Skip Navigation
Skip to Menu Toggle Button
Online Guide to Writing and Research

The Writing Process


Because beginning your writing is often the most difficult part of the writing process, planning and prewriting allow you the opportunity to generate ideas in a relaxed and non-restrictive way over a period leading up to the final draft and due date of an assignment. In some cases, no one except you needs to view your planning and prewriting. In others, your professor might require you to submit your prewriting, or you may share your work with peers in a peer-review process. In any event, it’s best to relax as you plan and explore ideas. 

Breaking Down the Parts

Planning the phases of an assignment breaks down the expectations into manageable pieces that will eventually fit the entire puzzle. We do this by analyzing the instructions and mapping out the phases of writing that will transpire in certain days and weeks leading up to the goal.

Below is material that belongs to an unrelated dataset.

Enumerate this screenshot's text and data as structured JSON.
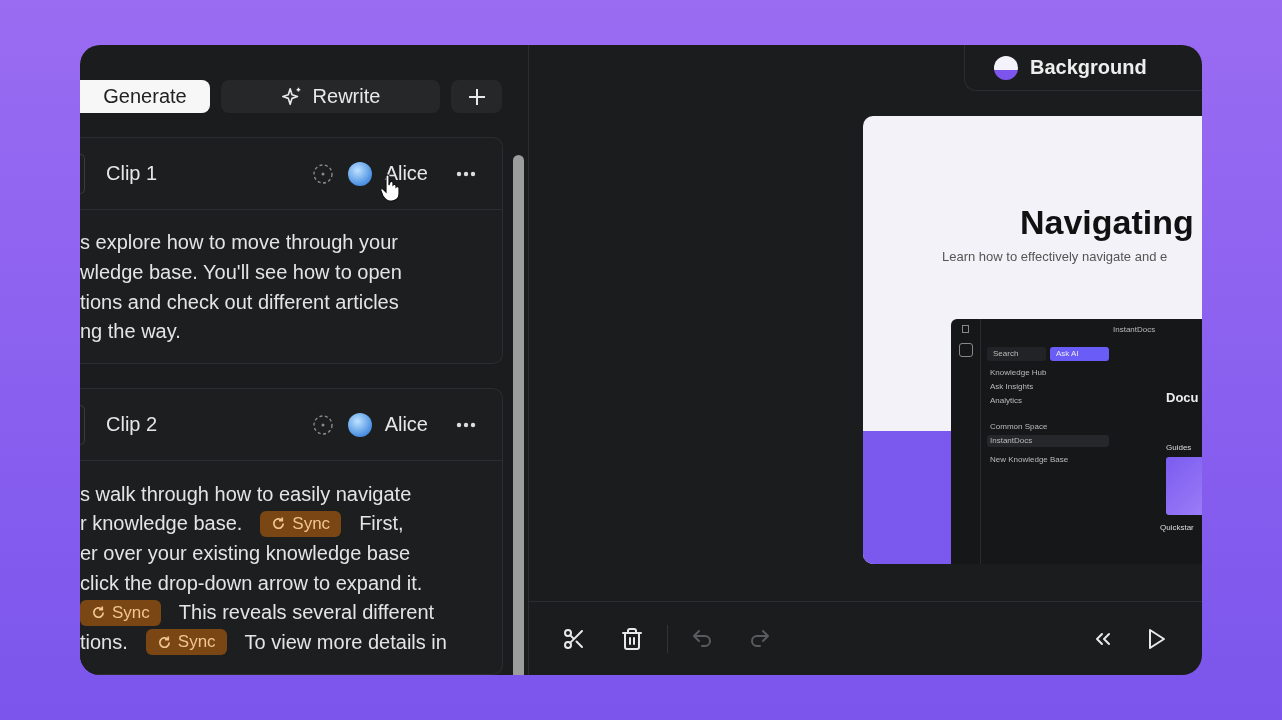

Why is prewriting important?

The purpose of prewriting is to systematically think, which means to understand how the distinct parts (remember: your position + expert opinion = balanced union of ideas) fit into and influence one another as a whole. Prewriting techniques help you determine which rhetorical approach to take and how to implement it. Because we all think differently, there are many unique prewriting techniques to explore and plan a topic that specifically harmonizes with the way your brain processes information.

Key Takeaways

  • Planning and prewriting hold space for your brainstorming, collection of ideas, organization, and original ideas in a non-chaotic and calm timeframe so that you are prepared when you eventually start writing a draft

  • Many unique prewriting techniques cater to how your brain processes information 


Mailing Address: 3501 University Blvd. East, Adelphi, MD 20783
This work is licensed under a Creative Commons Attribution-NonCommercial-ShareAlike 4.0 International License. © 2022 UMGC.
All links to external sites were verified at the time of publication. UMGC is not responsible for the validity or integrity of information located at external sites.

Table of Contents: Online Guide to Writing